> _WHAT YOU WILL DO_
Which lines mention "text"? Show each one from the listing.

> _STUDY MATERIAL_

# # #

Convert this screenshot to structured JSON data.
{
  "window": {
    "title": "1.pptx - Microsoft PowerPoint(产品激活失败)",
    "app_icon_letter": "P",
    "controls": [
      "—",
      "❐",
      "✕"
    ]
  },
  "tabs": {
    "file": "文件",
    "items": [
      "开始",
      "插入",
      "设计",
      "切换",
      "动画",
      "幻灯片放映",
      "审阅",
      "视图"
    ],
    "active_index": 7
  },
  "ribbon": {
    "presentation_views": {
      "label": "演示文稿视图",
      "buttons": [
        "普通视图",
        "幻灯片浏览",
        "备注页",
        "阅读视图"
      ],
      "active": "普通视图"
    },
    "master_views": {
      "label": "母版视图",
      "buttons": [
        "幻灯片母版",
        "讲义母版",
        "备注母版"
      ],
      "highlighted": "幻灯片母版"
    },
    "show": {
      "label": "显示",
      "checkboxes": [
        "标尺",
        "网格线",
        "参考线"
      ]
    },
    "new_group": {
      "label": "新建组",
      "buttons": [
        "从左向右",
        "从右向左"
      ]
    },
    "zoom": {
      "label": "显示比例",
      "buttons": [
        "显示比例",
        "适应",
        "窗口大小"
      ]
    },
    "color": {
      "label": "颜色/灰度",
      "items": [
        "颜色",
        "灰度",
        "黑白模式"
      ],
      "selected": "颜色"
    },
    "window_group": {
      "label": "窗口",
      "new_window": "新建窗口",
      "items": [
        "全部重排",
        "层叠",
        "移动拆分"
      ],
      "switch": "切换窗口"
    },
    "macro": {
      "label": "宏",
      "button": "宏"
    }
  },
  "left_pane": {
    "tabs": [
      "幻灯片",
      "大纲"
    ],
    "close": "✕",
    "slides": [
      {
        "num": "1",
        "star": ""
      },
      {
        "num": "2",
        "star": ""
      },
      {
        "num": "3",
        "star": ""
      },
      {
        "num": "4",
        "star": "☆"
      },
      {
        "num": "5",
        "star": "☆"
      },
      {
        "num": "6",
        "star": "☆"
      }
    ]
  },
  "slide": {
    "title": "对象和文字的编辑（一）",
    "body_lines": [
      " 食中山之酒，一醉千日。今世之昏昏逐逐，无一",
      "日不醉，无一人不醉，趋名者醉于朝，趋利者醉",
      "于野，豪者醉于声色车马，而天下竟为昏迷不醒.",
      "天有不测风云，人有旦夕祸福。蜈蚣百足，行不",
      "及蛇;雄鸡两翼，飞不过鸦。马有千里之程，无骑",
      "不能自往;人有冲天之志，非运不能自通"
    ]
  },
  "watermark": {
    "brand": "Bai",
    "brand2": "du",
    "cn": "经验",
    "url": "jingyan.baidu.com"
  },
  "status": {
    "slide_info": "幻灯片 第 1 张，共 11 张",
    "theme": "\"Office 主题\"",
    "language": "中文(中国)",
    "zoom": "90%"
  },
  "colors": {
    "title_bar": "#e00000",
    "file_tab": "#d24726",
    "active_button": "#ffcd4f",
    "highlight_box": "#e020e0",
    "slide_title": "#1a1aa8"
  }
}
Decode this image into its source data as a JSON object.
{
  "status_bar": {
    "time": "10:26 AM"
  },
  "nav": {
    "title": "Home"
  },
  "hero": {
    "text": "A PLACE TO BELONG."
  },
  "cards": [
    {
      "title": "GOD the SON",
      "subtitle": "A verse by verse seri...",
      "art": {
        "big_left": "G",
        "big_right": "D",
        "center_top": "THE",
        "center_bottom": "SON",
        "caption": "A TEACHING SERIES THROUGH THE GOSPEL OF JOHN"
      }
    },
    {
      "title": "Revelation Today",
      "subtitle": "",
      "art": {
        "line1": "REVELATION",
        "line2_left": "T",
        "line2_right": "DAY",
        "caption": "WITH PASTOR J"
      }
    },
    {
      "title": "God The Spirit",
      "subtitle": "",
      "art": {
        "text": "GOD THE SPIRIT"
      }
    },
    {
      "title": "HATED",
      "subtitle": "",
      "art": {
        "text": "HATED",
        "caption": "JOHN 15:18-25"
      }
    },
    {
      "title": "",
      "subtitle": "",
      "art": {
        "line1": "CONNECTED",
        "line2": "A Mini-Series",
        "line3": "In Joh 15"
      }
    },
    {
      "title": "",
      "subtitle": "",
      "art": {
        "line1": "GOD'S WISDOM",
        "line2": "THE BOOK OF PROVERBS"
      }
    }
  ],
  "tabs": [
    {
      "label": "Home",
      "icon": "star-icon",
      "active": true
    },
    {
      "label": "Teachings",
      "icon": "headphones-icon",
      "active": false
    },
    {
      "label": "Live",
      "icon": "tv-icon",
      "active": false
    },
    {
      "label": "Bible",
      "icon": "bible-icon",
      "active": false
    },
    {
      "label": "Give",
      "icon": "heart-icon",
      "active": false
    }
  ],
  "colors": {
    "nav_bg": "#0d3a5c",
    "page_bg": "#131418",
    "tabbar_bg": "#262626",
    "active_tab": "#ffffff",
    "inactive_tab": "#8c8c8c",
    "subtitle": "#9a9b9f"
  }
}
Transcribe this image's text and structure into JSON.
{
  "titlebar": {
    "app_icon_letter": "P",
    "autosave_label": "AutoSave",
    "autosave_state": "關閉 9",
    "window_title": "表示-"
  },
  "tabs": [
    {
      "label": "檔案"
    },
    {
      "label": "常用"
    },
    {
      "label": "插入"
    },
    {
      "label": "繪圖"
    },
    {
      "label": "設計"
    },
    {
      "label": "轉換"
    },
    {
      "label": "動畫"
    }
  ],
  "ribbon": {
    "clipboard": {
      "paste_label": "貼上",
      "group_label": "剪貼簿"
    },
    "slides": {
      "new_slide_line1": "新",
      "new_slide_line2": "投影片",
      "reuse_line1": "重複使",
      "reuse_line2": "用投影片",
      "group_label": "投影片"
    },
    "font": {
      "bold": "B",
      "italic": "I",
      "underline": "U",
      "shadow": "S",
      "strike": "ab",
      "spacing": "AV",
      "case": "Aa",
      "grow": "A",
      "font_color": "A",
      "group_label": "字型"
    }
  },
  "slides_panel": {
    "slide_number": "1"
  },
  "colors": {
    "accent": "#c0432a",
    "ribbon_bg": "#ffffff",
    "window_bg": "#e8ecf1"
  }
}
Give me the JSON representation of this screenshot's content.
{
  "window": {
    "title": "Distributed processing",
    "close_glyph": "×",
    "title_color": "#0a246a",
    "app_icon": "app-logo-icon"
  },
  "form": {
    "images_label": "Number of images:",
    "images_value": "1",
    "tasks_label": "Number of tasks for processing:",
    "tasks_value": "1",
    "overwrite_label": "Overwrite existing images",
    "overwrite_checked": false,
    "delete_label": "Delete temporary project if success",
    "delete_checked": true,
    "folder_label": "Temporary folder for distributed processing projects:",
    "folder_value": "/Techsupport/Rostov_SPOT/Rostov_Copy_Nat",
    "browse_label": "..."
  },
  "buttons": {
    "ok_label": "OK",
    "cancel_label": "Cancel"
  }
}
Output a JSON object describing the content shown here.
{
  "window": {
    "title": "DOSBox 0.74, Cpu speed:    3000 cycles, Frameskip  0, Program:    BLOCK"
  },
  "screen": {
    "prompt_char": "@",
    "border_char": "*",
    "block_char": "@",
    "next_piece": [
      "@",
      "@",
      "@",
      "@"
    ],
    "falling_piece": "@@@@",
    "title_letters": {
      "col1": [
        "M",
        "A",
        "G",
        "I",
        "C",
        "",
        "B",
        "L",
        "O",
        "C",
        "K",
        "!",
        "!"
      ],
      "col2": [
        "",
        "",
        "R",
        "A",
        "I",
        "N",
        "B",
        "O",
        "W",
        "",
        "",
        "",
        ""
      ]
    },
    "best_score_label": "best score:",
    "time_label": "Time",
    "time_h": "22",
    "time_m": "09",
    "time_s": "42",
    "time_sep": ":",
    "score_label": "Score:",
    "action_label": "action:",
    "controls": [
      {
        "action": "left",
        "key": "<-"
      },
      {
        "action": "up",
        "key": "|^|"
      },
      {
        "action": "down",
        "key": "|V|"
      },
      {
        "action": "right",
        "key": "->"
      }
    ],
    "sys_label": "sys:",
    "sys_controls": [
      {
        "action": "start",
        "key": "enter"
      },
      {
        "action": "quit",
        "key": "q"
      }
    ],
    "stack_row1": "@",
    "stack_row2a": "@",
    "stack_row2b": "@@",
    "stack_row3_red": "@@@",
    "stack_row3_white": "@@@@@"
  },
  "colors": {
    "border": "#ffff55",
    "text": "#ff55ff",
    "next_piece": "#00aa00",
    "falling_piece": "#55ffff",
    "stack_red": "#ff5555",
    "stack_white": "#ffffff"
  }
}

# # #

> _RESPONSE TO THIS EXERCISE_
    "text": "A PLACE TO BELONG."
        "text": "GOD THE SPIRIT"
        "text": "HATED",
Transcribe this image's text and structure into JSON.
    "text": "#ff55ff",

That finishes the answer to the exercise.